Cozy in bed, I open my eyes. The day before me is replete with promise. I hear footsteps coming down the stairs and my teenage daughter is at my door.

“How do I look?” she asks

The dreaded words—the words that make me hold my breath. At first I pause. Then I take a second to think. Finally, with hesitation, I give the answer. “Great, you look adorable,” I say as I gasp for air and wait for a response. She does not move. It seems I am not yet off the hook.

“Does my hair look good?”

Once again, I pause. Then, I think. Finally, I answer.

“Yes, it looks good,” I say casually and with confidence. “Thanks a lot” she whines sarcastically as she walks away.

Parenting 101 at 7:15 a.m. and I have already failed.

Determined to turn failure into success, I spend the day mulling over my mistake. I come up with a plan for tomorrow.

Cozy in bed, I open my eyes. The day before me is replete with promise, yet I am filled with fearful anticipation. My teenage daughter appears at my bedroom door.

“How do I look?” she asks.

I proceed with my prepared answer: “Do you like the way you look?” I cross my fingers and hope.

“Thanks Mom. That’s a big help,” she sneers with sarcasm as she walks away. Failed again.

My daughter wants my opinion, or so it seems. She wants neutrality, or so I suspect. She wants me to lie, or so I worry. NO!

She simply wants to set me up.

One more try, I tell myself. I must not give up. Tomorrow, I will be ready.

Cozy in bed, I open my eyes. The day before me is replete with promise and I have no fear. The shower is warm, and my new shampoo smells great. My teenage daughter is at my bathroom door.

“How do I look?” she asks.

“What honey?” I ask. “ I can’t hear you. Have a great day and I’ll see you after school!” My daughter turns and walks away.

Hmm, I think. This shampoo really does smell great.

Susan Borison
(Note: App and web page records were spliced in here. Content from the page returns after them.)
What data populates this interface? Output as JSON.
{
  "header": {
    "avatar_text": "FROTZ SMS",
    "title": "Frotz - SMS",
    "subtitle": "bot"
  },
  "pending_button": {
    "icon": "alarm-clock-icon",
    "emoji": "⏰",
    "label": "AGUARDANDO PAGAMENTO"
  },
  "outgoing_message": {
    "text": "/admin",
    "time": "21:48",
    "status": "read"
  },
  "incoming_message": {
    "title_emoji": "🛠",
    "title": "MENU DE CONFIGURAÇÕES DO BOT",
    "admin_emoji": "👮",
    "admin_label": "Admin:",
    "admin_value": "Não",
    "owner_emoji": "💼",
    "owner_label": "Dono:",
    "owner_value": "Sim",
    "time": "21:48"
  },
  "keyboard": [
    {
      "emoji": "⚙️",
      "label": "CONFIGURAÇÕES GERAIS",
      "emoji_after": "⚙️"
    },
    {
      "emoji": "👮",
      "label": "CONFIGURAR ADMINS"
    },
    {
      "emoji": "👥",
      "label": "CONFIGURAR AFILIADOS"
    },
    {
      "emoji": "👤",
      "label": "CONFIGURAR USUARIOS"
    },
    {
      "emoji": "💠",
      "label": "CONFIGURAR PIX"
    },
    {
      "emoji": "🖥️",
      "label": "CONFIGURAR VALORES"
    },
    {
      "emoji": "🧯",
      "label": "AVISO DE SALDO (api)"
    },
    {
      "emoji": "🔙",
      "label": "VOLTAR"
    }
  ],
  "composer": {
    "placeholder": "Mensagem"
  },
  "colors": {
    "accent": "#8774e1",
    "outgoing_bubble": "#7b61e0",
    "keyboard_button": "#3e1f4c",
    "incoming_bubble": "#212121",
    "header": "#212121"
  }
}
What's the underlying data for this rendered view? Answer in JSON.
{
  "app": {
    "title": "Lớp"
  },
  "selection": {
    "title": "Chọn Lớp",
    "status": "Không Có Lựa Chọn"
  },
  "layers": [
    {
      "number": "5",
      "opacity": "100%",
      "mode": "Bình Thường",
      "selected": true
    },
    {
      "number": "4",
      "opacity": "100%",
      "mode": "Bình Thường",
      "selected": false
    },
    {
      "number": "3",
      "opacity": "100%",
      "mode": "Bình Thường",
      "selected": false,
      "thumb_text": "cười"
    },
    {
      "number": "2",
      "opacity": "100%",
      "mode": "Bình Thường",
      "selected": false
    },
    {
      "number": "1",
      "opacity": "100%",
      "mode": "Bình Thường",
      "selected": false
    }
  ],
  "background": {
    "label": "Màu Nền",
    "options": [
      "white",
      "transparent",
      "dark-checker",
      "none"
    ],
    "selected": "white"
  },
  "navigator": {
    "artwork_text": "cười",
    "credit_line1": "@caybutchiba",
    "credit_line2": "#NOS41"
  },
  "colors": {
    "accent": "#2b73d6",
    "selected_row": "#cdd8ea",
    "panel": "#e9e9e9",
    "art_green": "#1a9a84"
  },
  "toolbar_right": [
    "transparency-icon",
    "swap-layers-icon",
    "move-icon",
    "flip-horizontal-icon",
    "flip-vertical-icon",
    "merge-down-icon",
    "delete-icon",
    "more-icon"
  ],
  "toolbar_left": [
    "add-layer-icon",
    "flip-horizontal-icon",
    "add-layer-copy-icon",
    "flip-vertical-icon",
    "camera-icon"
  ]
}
Susan Borison, mother of five, is the founder and editor of Your Teen Media. Because parenting teenagers is humbling and shouldn’t be tackled alone.